# Logic and Reason

Analytical thoughts -- usually half-baked ones.

## Thursday, February 17, 2011

### Searle's Chinese Room: Slow Motion Intelligence

Imagine if the only books ever written were children's books. People would think books in general were a joke. I think the situation with computers and algorithms today is similar: people don't understand the ridiculous potential power of an algorithm because they only have experience with the "children's algorithms" that are running on their PC today.

Take John Searle's famous Chinese room thought experiment, which goes like this:
A man who doesn't speak Chinese is alone in a room with a big book of rules. The rule book gives detailed procedures for how to write a response in Chinese to any question written in Chinese.

An interlocutor standing outside the room writes a question in Chinese on a strip of paper and slips it under the door. To the man inside, the paper is full of meaningless squiggles. But by painstakingly following the syntactic rules in the rule book, he is able to put together a string of Chinese characters that reply to the interlocutor in perfect Chinese.

Searle claims it's obvious that nothing in the room has a "real understanding" of Chinese, neither the man nor the book. Therefore Searle concludes that "real understanding" is not something a computer could ever have, since a computer is just a rule-following system like the man and the book in the Chinese room.

Searle's Chinese room is a great thought experiment, but it's ultimately a non-insight. I just don't buy that nothing in the room has a "real understanding" of Chinese. Want to know what really understands Chinese? It's quite simply the "rule book".

You have to realize that the "rule book" is not a "rule children's book". You can be sure it has a lot more pages than any actual book could have. Maybe it doesn't have as many pages as a human has neurons (100 billion), but it could easily be a million-pager like the code for Microsoft Word.

And you can be sure the person in the room would be flipping among the pages of instructions a lot slower then the firing rate of neurons. Considering that brains have billions of neurons all firing up to 100 times each second, we're looking at a trillion-fold speed difference between these two language-processing systems.

If you watched an actual Chinese speaker with their brain slowed by a factor of a trillion, you'd see slow and soulless neuron-level computation. When you compare that to watching a man flipping around in a rule book, the Chinese room doesn't necessarily seem like the more mechanical system.
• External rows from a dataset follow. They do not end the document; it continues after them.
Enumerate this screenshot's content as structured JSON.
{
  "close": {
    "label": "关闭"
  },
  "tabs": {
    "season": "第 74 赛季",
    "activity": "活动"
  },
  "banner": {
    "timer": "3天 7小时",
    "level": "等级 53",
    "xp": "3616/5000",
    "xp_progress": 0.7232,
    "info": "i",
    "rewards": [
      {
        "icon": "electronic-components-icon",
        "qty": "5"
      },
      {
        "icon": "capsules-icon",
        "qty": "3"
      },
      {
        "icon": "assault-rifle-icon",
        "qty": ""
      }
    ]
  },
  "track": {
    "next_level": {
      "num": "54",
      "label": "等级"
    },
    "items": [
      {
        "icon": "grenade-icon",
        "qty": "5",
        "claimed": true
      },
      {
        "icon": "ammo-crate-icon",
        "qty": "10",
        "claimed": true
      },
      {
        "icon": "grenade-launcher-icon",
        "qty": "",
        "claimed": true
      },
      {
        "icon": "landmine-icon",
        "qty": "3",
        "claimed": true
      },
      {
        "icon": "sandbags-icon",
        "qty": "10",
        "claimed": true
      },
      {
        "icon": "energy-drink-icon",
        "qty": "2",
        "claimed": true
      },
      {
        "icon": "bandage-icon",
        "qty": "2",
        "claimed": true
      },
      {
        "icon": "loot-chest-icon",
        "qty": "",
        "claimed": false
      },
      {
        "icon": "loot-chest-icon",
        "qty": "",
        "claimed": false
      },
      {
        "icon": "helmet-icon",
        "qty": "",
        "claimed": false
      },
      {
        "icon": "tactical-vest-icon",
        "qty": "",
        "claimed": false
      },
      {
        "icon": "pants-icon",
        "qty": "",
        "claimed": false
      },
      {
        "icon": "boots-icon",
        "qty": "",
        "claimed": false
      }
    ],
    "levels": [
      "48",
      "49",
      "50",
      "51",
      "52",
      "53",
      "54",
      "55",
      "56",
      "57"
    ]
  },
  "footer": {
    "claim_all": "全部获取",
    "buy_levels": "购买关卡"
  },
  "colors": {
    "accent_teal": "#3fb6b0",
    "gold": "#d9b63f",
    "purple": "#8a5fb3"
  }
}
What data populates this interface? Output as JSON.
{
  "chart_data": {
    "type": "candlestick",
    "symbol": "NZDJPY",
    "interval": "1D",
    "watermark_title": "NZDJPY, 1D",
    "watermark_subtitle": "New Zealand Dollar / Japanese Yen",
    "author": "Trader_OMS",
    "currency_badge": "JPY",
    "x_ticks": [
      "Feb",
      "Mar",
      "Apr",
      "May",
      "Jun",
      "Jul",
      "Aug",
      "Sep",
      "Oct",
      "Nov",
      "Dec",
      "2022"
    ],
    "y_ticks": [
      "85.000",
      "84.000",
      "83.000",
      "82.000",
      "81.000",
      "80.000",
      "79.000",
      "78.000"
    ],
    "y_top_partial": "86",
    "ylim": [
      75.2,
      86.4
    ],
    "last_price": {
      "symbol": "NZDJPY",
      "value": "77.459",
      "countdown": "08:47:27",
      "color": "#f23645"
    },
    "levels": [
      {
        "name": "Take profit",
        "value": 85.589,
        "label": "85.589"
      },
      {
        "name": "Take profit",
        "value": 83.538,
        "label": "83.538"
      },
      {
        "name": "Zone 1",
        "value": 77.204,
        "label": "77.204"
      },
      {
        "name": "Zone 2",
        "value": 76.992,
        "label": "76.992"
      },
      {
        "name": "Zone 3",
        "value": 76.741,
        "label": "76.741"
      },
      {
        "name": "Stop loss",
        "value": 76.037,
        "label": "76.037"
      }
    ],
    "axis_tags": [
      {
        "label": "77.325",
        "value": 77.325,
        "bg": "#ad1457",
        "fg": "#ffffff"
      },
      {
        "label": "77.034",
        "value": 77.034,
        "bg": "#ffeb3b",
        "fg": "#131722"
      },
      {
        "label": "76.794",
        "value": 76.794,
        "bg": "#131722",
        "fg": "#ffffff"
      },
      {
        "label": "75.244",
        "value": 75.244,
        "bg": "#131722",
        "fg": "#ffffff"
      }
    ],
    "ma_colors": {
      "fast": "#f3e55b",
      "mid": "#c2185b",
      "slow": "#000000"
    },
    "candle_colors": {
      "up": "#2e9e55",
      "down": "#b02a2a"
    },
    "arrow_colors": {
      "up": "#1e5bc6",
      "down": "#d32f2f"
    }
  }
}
Both systems get their soul back when you zoom out. Imagine zooming out on the Chinese room enough that you can watch a million book-flipping years pass while the interlocutor is waiting for a yes-or-no answer. If you watch that process on fast-forward, you'll see a chamber full of incredibly complex and inscrutable machinery, which is exactly what a Chinese speaker's head is.

The Chinese room is supposed to persuade you that a system made out of mere pages can't "really understand" language. But it doesn't address why a system made out of mere neurons shouldn't have the same limitation. To me it seems clear that the two systems have similar architectures and possess similar powers of understanding.

At Thu Feb 17, 03:34:00 AM PST,  hamutalm said...

While I completely agree that Searle's Chinese Room argument fails in depicting what knowing Chinese means, I think you're ignoring the real issue here.
As I see it, the question's not about understanding or speed, it's about consciousness. A Chinese speaker has a conscious experience of translating that the Chinese room as a whole (or any equivalent program) does not have.
As any human being knows, we inherently view the world as a subjective conscious experience. When we understand a phrase in a foreign language, we know we do, we feel we do.
The experiment you propose - to zoom out in order to see the Chinese room actually does understand Chinese - refutes Searle's argument. But it doesn't solve the "hard problem" of consciousness.

No matter how far machine translation will go in the future, until we figure out how our brains create consciousness we won't be able to build a Chinese room that knows it understands it.
Now that's one tough nut to crack ;)

At Thu Feb 17, 03:44:00 AM PST,  Liron Shapira said...

Hamutalm,

If the Chinese room is able to have convincing conversations then it's quite possible that the system is conscious. It's also possible that the system is unconscious.

As you say, the problem of consciousness is separate from the question of whether "machines" can have "real understanding".

Whatever this "consciousness" stuff is, it's almost certainly something that can emerge from the operation of any Turing-complete substrate, and not just neurons.

At Thu Feb 17, 08:00:00 AM PST,  hamutalm said...

Exactly.
And may I add that if consciousness can indeed emerge from a machine, I sure as hell hope we're around to see it happen!

Hamutal

At Sat Apr 14, 11:29:00 PM PDT,  S Lee said...

Interestingly the logical conclusion of this argument is a proof of intelligent design